Good news.

The Plaza at Central Greens, a complex being built in Indianapolis, will offer 122 two- and three-bedroom units aimed at Indy families and individuals who make 60% less than the median income for the area. A family of four making less than $55,000, for example, is eligible not only for secure housing but also for resources such as recreational services, literacy and educational training, and career counseling. This is a huge win.

Developments like the Plaza at Central Greens are a step in the right direction. But, with a challenge as multifaceted and complex as achievable housing, one step in one direction is not enough. We need to rethink, and reframe, the entire conversation. It must encompass all of the nearly 2 million Indiana households that are currently priced out of the market.

The Indianapolis Metro Area Housing Shortage

We have a problem.
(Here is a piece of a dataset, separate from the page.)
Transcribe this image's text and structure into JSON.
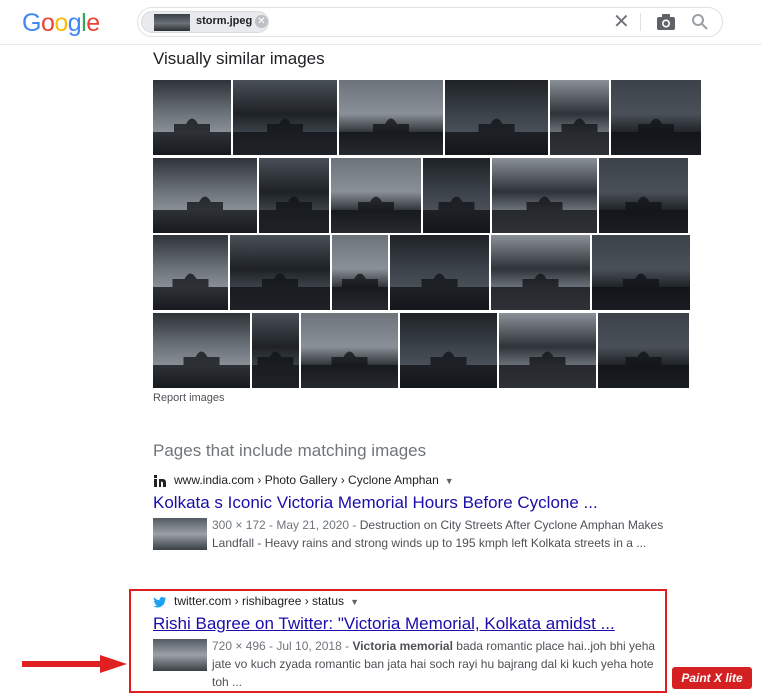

Prosperity Indiana, an advocacy organization dedicated to advancing fair housing for Hoosiers, puts it succinctly: “What’s clear is that Indiana can’t wait to simply build its way out of our affordable housing crisis – we need our lawmakers to increase access, habitability standards, and tenant protections alongside supply if we are to ensure every Hoosier has a safe, affordable place to live.”

All true, particularly the fact that we cannot wait to build our way out, but there is also the pressing issue of attainable housing. This is non-subsidized housing that is achievable for households with an income between 80-120% of the area’s median income (i.e., within reach for those earning $43,200 – $64,000). In other words, it is a realistic shot at homeownership for teachers, managers, retail and hospitality workers, nurses, law enforcement and first responders, tradespeople, small business owners, and others who want to live in the communities in which they work.

Currently, they simply cannot. There is a crushingly inadequate supply of housing in the Indianapolis metro area – and most households can’t afford to buy what is available. According to the Common Sense Institute’s Indianapolis Metropolitan Area Housing Affordability Report, the housing deficit (2022 figures) stands at between 18,852 and 61,238. To meet projected population growth in the next five years, and to close this gap, we need to build between 66,000 and 115,000 units. Most counties are not on pace. Not even close.

And even when they are… the elephant in the room blares his trumpet. Cost.

Elevated prices and interest rates have pushed home affordability in the Indy metro area to the lowest point in nearly 15 years. In the past 8 years, the cost of buying an average-priced home increased 61% – 88%, mostly within the last two years.

Hancock County, for example, is on track to close their deficit. According to CSI research, they need 4629 – 6404 housing permits to meet demand by 2028. In 2022, over 1350 permits were issued. CSI forecasts a surplus of 280 – 576 permitted housing units over the next five years. How exactly people will be able to afford these homes, though, is the big question. Since 2015, housing prices in the Indy metro area have surpassed the US average. In 2006, an average Hancock County home was around $150,000. By 2022, it was double that. Wage growth is not enough to allow most of Indiana’s population to make up that difference.

The Solution?

While the problem is clear (and staring us right in the face), the solutions are decidedly less so. The Indianapolis metro area housing shortage requires innovative, and multi-pronged, strategies. However, when we put our collective weight behind achievable housing, we work to effectively close the deficit, increase homeownership rates, build robust local economies, create vibrant and diverse communities, and shore up the local workforce by empowering them to live where they work.

And, of course, we start putting the American Dream back within reach of millions of Hoosiers who are currently struggling to grasp it – or even imagine it. Ready to lend a hand? Learn more at Build Indiana Roots.